Vail Daily column: ‘Typical’ mortgages now heavily regulated
I have been originating, processing and closing residential mortgage loans for more than 12 years. During this time, I have seen the mortgage industry go through dramatic and monumental changes. Some aspects of mortgage financing that were at one point very easy and smooth are now tedious and difficult and vice versa to be completely fair. As an illustration, let’s look at the “typical” flow or process of securing residential mortgage financing from start to finish.
Acquiring a residential mortgage begins with the potential borrower having a discussion with me in person or via phone. During this preliminary conversation, we will discuss what the borrower is trying to achieve with the transaction and what their qualifying criteria look like. This qualifying criteria can be just a snapshot of the borrower’s income and employment, credit and debts and their asset base. From there, I can begin to put together specific numbers, thoughts and financing options to discuss with the borrower in person.

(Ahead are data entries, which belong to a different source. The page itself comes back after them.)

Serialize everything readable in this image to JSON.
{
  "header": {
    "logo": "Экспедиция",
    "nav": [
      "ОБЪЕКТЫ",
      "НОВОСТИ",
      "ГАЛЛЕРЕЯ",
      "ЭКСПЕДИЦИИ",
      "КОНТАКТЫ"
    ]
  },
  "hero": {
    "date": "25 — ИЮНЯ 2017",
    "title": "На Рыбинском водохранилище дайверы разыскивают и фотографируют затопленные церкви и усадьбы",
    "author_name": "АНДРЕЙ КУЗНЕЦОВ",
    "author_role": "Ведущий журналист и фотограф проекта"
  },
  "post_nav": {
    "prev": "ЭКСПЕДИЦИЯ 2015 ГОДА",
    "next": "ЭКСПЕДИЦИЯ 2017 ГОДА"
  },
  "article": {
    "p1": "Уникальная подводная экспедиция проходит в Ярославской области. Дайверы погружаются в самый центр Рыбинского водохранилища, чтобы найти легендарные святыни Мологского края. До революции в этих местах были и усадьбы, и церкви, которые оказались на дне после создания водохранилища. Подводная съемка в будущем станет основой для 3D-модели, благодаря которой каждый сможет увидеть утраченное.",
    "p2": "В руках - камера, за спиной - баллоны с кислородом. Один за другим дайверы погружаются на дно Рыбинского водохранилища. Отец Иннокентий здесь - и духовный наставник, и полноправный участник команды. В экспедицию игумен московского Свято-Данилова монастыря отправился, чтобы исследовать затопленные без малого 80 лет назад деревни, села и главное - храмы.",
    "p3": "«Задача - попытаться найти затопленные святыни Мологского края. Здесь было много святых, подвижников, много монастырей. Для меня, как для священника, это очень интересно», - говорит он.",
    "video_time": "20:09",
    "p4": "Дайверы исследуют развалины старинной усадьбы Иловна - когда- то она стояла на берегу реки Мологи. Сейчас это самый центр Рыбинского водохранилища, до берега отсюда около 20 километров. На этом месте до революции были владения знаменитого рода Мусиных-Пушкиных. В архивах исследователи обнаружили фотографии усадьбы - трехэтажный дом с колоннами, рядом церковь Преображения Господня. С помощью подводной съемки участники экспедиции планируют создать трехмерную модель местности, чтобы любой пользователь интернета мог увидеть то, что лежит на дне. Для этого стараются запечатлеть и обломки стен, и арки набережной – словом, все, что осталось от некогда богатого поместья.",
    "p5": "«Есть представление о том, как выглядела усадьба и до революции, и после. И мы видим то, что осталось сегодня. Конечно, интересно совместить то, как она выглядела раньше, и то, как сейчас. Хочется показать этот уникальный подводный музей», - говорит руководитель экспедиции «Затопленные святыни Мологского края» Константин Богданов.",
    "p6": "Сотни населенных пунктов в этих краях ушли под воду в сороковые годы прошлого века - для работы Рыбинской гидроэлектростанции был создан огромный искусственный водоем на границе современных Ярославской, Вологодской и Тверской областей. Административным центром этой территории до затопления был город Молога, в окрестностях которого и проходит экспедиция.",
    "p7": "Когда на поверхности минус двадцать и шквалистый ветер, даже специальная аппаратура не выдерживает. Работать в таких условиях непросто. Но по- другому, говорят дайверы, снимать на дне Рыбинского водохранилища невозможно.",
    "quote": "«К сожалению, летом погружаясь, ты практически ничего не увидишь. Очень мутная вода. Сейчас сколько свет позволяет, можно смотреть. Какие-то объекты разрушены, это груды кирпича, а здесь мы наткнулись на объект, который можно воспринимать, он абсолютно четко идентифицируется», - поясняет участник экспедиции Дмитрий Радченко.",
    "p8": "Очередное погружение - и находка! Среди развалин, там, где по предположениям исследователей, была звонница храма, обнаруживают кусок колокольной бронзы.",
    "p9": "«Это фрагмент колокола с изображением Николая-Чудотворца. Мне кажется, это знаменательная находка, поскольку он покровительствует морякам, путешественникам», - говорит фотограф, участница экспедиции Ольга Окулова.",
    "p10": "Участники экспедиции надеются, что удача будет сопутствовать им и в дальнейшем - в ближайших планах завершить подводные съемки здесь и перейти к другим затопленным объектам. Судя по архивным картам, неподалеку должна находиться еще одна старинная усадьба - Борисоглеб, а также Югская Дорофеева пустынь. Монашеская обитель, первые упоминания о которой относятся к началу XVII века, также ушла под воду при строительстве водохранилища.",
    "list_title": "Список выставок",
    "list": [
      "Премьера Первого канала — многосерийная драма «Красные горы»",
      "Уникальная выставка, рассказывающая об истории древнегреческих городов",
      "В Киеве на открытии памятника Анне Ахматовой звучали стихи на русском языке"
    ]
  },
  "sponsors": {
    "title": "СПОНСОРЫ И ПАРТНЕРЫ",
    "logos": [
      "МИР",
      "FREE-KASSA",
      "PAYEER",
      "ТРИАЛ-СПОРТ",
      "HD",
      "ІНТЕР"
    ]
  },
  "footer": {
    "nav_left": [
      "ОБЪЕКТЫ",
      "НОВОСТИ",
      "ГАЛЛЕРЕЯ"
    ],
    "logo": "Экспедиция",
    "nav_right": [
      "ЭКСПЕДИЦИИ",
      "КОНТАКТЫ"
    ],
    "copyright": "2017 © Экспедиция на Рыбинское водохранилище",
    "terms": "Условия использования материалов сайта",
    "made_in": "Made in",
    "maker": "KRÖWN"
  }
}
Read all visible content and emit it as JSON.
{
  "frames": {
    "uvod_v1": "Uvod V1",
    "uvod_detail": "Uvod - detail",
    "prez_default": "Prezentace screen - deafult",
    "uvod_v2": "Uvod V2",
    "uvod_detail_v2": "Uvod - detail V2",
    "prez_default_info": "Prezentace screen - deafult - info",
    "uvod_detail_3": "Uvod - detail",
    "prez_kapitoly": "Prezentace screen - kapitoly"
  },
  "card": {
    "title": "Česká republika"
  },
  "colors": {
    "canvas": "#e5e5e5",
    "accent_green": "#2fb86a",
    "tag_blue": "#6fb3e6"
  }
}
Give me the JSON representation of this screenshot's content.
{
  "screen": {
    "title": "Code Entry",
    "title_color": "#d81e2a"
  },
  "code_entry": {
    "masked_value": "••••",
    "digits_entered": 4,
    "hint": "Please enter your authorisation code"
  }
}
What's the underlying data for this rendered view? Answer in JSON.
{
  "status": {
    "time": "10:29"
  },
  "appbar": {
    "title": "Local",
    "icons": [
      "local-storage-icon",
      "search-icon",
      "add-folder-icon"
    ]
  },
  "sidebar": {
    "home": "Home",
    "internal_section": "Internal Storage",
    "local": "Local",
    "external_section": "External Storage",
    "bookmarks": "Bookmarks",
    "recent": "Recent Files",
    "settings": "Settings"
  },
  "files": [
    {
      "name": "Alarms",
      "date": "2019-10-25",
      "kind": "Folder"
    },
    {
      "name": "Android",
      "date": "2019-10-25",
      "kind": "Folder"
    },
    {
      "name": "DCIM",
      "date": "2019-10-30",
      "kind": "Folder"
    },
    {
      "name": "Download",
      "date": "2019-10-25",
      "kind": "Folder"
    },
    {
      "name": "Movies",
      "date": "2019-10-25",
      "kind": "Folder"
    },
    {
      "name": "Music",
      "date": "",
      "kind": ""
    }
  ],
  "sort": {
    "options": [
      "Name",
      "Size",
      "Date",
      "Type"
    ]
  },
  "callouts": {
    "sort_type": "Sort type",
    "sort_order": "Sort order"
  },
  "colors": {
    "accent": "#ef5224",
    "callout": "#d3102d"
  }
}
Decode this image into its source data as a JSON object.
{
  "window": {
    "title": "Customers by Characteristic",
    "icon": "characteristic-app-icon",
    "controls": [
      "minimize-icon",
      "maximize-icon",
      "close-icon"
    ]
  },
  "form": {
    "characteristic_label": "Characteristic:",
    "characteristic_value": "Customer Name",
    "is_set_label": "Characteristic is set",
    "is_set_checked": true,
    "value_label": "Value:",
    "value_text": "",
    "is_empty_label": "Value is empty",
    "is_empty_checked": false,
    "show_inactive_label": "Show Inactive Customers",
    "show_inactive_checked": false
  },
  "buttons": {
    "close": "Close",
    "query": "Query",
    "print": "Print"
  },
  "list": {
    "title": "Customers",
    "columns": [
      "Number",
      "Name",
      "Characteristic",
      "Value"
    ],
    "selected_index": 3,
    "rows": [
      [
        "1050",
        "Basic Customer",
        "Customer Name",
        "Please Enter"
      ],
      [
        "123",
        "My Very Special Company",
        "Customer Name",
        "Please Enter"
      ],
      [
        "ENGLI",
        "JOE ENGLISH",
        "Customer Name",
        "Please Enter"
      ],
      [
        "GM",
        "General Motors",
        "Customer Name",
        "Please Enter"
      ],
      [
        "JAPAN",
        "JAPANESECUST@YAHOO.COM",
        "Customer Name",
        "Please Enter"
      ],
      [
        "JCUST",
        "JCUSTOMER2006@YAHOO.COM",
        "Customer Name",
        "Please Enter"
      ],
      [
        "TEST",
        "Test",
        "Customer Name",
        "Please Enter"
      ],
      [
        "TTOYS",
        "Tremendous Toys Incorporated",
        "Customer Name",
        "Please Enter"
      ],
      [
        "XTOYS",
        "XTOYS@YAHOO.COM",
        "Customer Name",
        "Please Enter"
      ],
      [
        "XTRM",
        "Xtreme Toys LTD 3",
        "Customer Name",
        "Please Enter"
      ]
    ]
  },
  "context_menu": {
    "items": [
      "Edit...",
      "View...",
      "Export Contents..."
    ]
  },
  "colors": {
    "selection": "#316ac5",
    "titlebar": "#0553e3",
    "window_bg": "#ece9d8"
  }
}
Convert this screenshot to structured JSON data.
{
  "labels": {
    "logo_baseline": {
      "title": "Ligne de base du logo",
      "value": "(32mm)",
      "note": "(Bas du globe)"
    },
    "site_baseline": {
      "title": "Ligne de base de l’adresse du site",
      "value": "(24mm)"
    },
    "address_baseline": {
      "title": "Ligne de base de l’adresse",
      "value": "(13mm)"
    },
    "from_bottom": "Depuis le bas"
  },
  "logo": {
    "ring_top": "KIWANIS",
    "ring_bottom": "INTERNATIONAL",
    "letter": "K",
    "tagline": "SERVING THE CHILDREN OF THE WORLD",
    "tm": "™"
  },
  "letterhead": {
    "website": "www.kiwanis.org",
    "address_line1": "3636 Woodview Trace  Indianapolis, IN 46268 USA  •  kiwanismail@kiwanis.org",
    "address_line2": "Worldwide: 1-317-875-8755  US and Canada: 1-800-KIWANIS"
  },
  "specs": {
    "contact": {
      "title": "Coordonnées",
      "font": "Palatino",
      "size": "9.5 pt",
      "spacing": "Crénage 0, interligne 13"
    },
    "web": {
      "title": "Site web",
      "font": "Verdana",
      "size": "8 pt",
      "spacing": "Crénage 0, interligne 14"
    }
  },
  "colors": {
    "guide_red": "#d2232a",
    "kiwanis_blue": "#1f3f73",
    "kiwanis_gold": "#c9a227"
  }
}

Preliminary proceedings such as this have not changed during my tenure or at least in the way I conduct my business. What has changed is the mass of regulatory laws and guidelines that begin at this point in the process. Without boring you with details, after this point of initial application, I now have to provide very specific lending materials to the borrower within a short time frame. Delivery and timing of these loan disclosures and paperwork must be meticulously kept on file by me and the company I work for to ensure regulatory compliance.
Assuming the borrower and I meet and agree upon a course of action for their mortgage financing needs, the entire process heats up a bit. To begin with, I need to gather supporting documentation from the borrowers — a lot of documentation. Every borrower is a little bit different, but I will need to gather documentation on their qualifying criteria noted previously and various other documents supporting their financial makeup. During my time in the industry, borrowers have always had to supply their documentation for getting qualified and approved for a loan with the exception of a few low documentation type loans that are by the wayside now.
The manner in which the documentation is underwritten or reviewed by the lender has also changed a bit over the past few years. No stone is left unturned and every aspect of the file is reviewed and accounted for. As a loan officer, I am now more so than ever required to be acutely aware of every detail of both the loan program in which I have placed the borrower and of the borrower’s qualification documentation. Whether I or the borrowers like it or not, the underwriting approval process can be intense in the current environment, which is not necessarily a bad thing in the grand scheme of things. Current lending processes and the current regulatory and financial environment now require loan officers to be more savvy, educated and perhaps creative in their thinking than in previous years.
Assuming the borrower is qualified, the appraisal of the property and particular project (if applicable) are acceptable and approved by the lender (which is the topic for another column), and I have done my job to properly navigate the file through underwriting and to a full loan approval, the process takes yet another new turn. The Real Estate Settlement Procedures Act now takes control of the process in order to get the final figures and numbers of the loan processed and approved. Nothing can change from the beginning to the end as far as what I have told the borrower about the terms and the figures of the transaction, which again is not a bad thing. This act’s reviews make sure of this and various other internal aspects before the deal can close.
If you get the drift of the column, there is now a lot more regulatory oversight and control in the mortgage lending process and a lot has changed over the past five or so years. While this can make the process tedious, I do believe it is all for good reason and cause. Those of us in the business of originating residential mortgage loans are now required to be on top of every aspect of the transaction, which includes those seen and not seen by the borrower.
William A. DesPortes, of Central Rockies Mortgage Corp., can be reached at 970-845-7000, ext. 103, and email@example.com.